_AIM OF THE TASK_
Without the pictures, repeat all of the data exactly as it appears below.

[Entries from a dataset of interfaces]

···

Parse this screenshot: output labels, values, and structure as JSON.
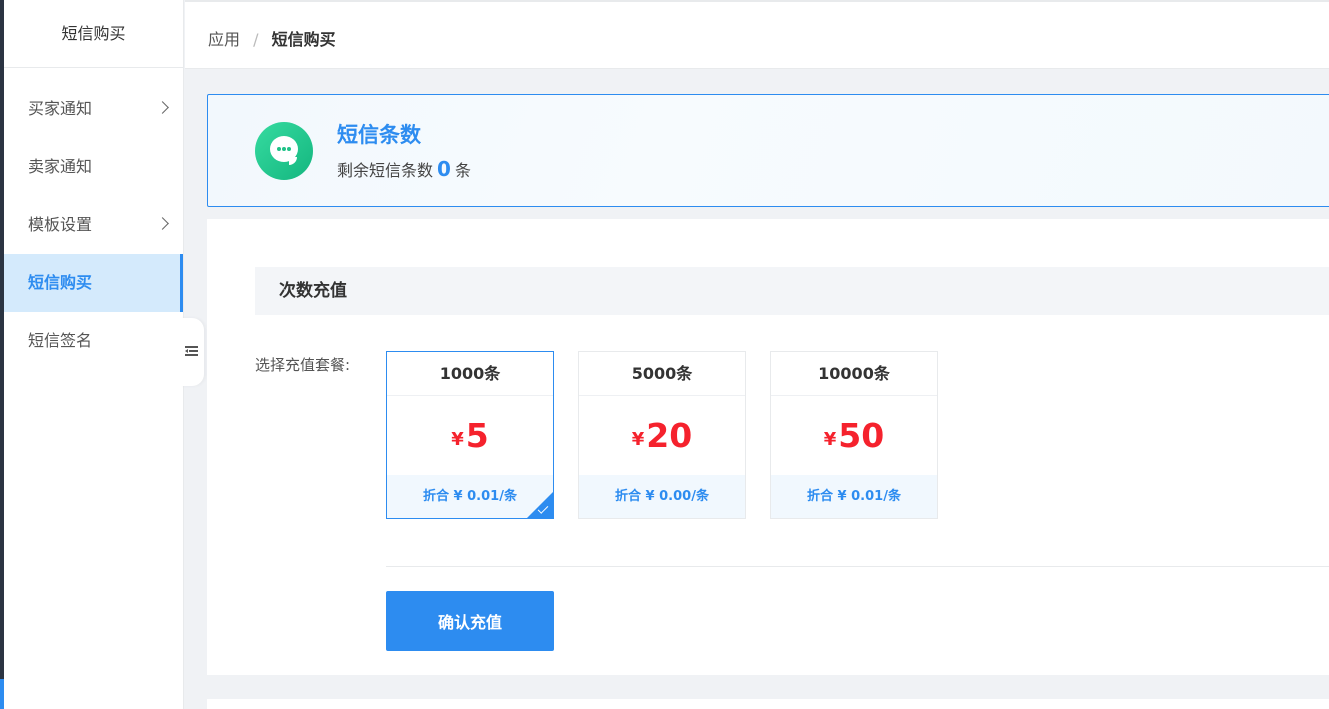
{
  "sidebar": {
    "title": "短信购买",
    "items": [
      {
        "label": "买家通知",
        "has_arrow": true
      },
      {
        "label": "卖家通知",
        "has_arrow": false
      },
      {
        "label": "模板设置",
        "has_arrow": true
      },
      {
        "label": "短信购买",
        "active": true
      },
      {
        "label": "短信签名",
        "has_arrow": false
      }
    ]
  },
  "breadcrumb": {
    "root": "应用",
    "separator": "/",
    "current": "短信购买"
  },
  "sms_card": {
    "icon": "chat-bubble-icon",
    "title": "短信条数",
    "remain_prefix": "剩余短信条数",
    "remain_count": "0",
    "remain_suffix": "条"
  },
  "recharge": {
    "section_title": "次数充值",
    "select_label": "选择充值套餐:",
    "packages": [
      {
        "name": "1000条",
        "currency": "¥",
        "price": "5",
        "unit_price": "折合 ¥ 0.01/条",
        "selected": true
      },
      {
        "name": "5000条",
        "currency": "¥",
        "price": "20",
        "unit_price": "折合 ¥ 0.00/条",
        "selected": false
      },
      {
        "name": "10000条",
        "currency": "¥",
        "price": "50",
        "unit_price": "折合 ¥ 0.01/条",
        "selected": false
      }
    ],
    "confirm_label": "确认充值"
  },
  "colors": {
    "accent": "#2d8cf0",
    "price": "#f5222d",
    "icon_green": "#1fc287"
  }
}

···

_ANSWER_
Parse this screenshot: output labels, values, and structure as JSON.
{
  "sidebar": {
    "title": "短信购买",
    "items": [
      {
        "label": "买家通知",
        "has_arrow": true
      },
      {
        "label": "卖家通知",
        "has_arrow": false
      },
      {
        "label": "模板设置",
        "has_arrow": true
      },
      {
        "label": "短信购买",
        "active": true
      },
      {
        "label": "短信签名",
        "has_arrow": false
      }
    ]
  },
  "breadcrumb": {
    "root": "应用",
    "separator": "/",
    "current": "短信购买"
  },
  "sms_card": {
    "icon": "chat-bubble-icon",
    "title": "短信条数",
    "remain_prefix": "剩余短信条数",
    "remain_count": "0",
    "remain_suffix": "条"
  },
  "recharge": {
    "section_title": "次数充值",
    "select_label": "选择充值套餐:",
    "packages": [
      {
        "name": "1000条",
        "currency": "¥",
        "price": "5",
        "unit_price": "折合 ¥ 0.01/条",
        "selected": true
      },
      {
        "name": "5000条",
        "currency": "¥",
        "price": "20",
        "unit_price": "折合 ¥ 0.00/条",
        "selected": false
      },
      {
        "name": "10000条",
        "currency": "¥",
        "price": "50",
        "unit_price": "折合 ¥ 0.01/条",
        "selected": false
      }
    ],
    "confirm_label": "确认充值"
  },
  "colors": {
    "accent": "#2d8cf0",
    "price": "#f5222d",
    "icon_green": "#1fc287"
  }
}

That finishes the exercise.